I love to eat foods of all varieties, from all ethnic areas. It really intrigues me that my energy levels can change drastically depending on what type of meal I eat. Could this contribute to some common ethnic stereotypes the world maintains?
While we can all agree that stereotypes can never apply to every single person in a culture, it also makes sense that there must be *some* trend going on in order for a stereotype to develop. For example, there isn't a stereotype of lazy, sleepy vikings. Vikings are known as robust warriors with a bloodthirsty lust for battle. If you look at their history, there's a reason for that.
Samurai warriors aren't known as lazy or sleepy either. They are known for their obsession with following the code, learning to wield their swords well, liking to slice off heads and study the tea ceremony :) OK I jest a bit, but I did run a feudal Japan group for over 10 years. I know these guys had their good and bad points. My aim here is to point out that they weren't known as the "lazy, sleepy guys".

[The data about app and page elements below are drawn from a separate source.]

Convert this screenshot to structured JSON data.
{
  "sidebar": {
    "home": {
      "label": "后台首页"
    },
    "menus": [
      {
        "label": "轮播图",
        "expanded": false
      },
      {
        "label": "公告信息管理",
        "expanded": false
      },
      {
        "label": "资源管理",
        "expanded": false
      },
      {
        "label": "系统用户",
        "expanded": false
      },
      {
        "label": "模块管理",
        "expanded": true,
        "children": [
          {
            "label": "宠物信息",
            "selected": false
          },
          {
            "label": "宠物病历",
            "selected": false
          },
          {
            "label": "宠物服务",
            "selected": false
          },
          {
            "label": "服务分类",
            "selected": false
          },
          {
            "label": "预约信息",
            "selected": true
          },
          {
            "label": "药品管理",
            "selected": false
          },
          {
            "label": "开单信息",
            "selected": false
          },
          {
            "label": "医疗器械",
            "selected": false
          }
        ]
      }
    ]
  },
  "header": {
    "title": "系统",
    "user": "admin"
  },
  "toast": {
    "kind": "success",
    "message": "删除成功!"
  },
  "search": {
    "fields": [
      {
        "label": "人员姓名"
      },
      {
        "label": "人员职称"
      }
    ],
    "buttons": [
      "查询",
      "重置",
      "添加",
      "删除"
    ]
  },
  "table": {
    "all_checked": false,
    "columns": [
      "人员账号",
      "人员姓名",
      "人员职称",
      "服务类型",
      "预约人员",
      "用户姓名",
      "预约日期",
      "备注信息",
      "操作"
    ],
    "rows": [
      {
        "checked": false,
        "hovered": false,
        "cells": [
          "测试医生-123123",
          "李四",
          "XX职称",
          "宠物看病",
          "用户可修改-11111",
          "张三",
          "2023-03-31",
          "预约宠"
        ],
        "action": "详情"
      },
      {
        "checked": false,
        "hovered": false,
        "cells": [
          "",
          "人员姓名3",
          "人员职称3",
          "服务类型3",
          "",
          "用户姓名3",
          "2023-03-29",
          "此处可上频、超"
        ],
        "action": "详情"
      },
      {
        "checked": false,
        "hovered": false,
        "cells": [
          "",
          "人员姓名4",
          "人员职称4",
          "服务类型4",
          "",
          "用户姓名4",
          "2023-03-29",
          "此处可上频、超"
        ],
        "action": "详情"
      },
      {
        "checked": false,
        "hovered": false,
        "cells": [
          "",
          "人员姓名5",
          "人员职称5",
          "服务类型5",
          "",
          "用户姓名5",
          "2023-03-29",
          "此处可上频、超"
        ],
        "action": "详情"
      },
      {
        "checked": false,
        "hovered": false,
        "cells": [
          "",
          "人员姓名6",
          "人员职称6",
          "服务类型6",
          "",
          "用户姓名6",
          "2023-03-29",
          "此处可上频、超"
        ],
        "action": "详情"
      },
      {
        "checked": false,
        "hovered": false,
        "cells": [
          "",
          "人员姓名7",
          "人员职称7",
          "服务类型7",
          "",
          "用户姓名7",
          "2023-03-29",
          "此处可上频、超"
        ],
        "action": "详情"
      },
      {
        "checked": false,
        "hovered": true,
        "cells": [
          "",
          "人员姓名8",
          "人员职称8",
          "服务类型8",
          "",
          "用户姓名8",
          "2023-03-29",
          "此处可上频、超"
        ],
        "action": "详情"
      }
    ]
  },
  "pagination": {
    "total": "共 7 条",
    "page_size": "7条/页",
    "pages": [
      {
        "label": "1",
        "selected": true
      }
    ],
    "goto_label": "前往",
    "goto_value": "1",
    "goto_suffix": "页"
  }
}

However, some cultures ARE known as laid back, sleepy, low energy groups. For example, the Italian and Mexican cultures are often stereotyped as nap-in-the-afternoon, slow moving cultures. As I love both of these food styles, it occurs to me that it can EASILY be explained by the type of food they eat!
Let's take Mexican food. There is of course the debate about what "real" Mexican food entails. I took Spanish for 8 years, so I understand completely that there are many different regions of Mexico each with its own culture. Let's focus, though, on the beans-and-rice-with-tortilla style. These are all heavy, high-carb, high-sugar foods, intended for a hard working person who needs that huge amount of energy to get through their day.
What happens when a person who is NOT a high work laborer eats this massive amount of calories and carbs? First, their body gets a huge energy spike, which is lovely for a half hour or so. Then their blood sugar levels plummet, and their body goes into a super low sugar situation. They run out of energy. I've done this many times - if I have a big burrito lunch, I am ready for a nap about an hour later. It's not that I've suddenly become "lazy". It's a very natural, biological response to the diet I have consumed.
If you combine that low-sugar trough with a super hot afternoon, as you can easily find in Mexico, the two factors combine to make it even worse. Few people can maintain a high workload in sweltering heat. If your body has no energy to begin with, the problem compounds.
A similar situation exists in Italy. Italy - especially southern Italy - can become incredibly hot. Many Italian regions focus their diet on pasta, which is another high carb, high calorie dish. This is perfect for the person working out in the field all day long, who needs that energy to burn. But anybody who does not have that strenuous lifestyle will eat the large plate of pasta get a quick sugar high, and then promptly fall asleep. Their body is doing what comes naturally, given that set of circumstances.
Many cultures evolved their eating styles when they were an extremely hard working, heavy labor society with farmers and laborers. Now that societies have transformed into more sedentary styles, it is probably time for the menus to update to match. Either that, or we need to accept that cultures are not "lazy" - they are simply "over-sugared" and a nap is a natural result.
Lisa Shea's Library of Low Carb Books